Determine the number of lines below that contain "value". Write nothing but that number.
Start of Block
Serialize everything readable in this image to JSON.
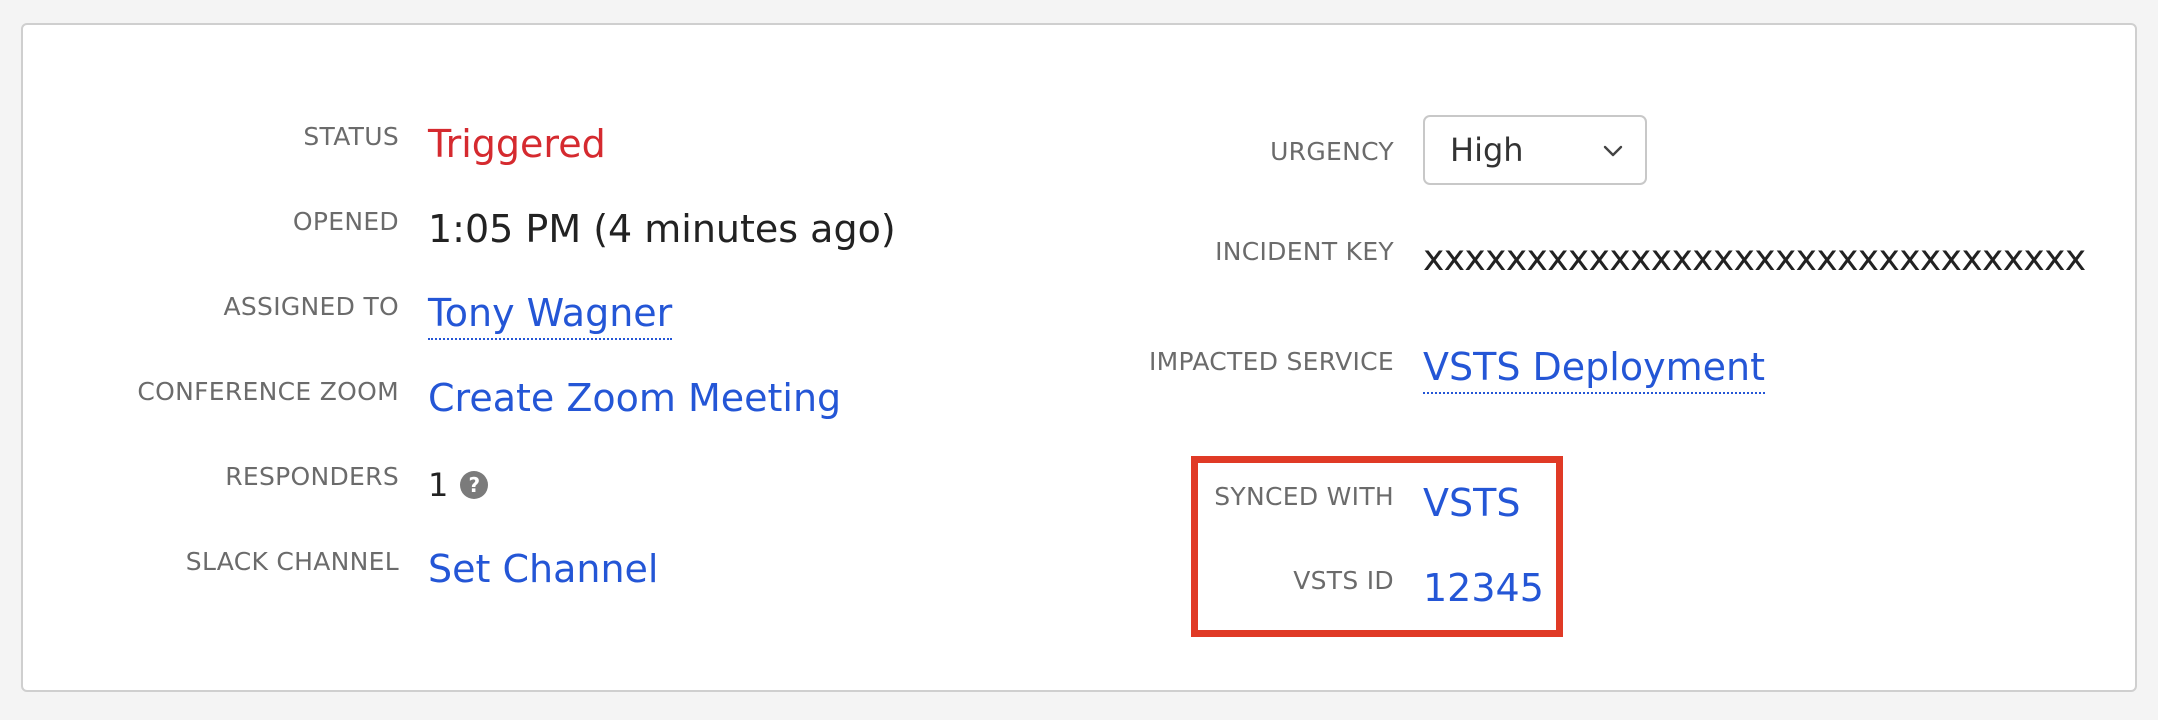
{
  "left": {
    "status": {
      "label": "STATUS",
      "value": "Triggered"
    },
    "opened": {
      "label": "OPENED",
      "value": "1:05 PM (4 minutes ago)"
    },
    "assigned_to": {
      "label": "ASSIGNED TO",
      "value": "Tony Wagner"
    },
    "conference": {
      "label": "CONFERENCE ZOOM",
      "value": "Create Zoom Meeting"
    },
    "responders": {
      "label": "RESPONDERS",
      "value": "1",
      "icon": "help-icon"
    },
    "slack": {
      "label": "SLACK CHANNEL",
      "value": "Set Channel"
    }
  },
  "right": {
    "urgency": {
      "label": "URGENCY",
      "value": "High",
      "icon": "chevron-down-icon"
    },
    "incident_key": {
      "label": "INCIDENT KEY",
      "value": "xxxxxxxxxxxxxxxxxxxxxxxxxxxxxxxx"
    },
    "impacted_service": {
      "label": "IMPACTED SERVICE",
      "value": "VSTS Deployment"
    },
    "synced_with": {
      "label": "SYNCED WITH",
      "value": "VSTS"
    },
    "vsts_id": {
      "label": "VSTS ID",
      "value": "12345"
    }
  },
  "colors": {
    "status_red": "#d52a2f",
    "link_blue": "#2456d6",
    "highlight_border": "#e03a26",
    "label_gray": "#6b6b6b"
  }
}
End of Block
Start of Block
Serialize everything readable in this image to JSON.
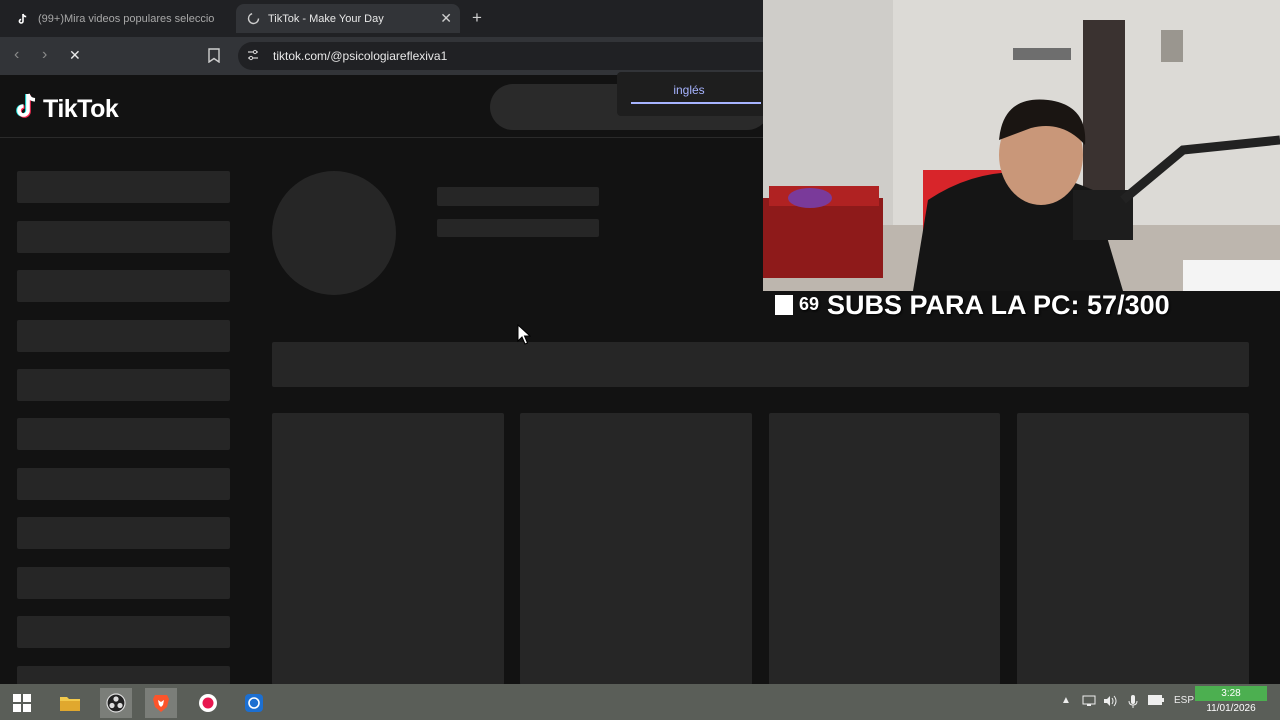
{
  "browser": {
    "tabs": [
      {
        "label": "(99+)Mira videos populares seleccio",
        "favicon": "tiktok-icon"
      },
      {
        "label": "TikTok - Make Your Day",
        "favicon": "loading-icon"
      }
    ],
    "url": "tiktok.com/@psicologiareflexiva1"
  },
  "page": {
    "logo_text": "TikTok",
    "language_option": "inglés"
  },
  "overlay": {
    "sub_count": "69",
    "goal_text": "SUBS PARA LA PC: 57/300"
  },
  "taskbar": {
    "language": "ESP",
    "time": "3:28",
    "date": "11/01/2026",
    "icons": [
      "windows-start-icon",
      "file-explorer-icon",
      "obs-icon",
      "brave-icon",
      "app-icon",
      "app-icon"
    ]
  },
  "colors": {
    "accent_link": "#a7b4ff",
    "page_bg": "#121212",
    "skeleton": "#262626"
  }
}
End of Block
Task result.
11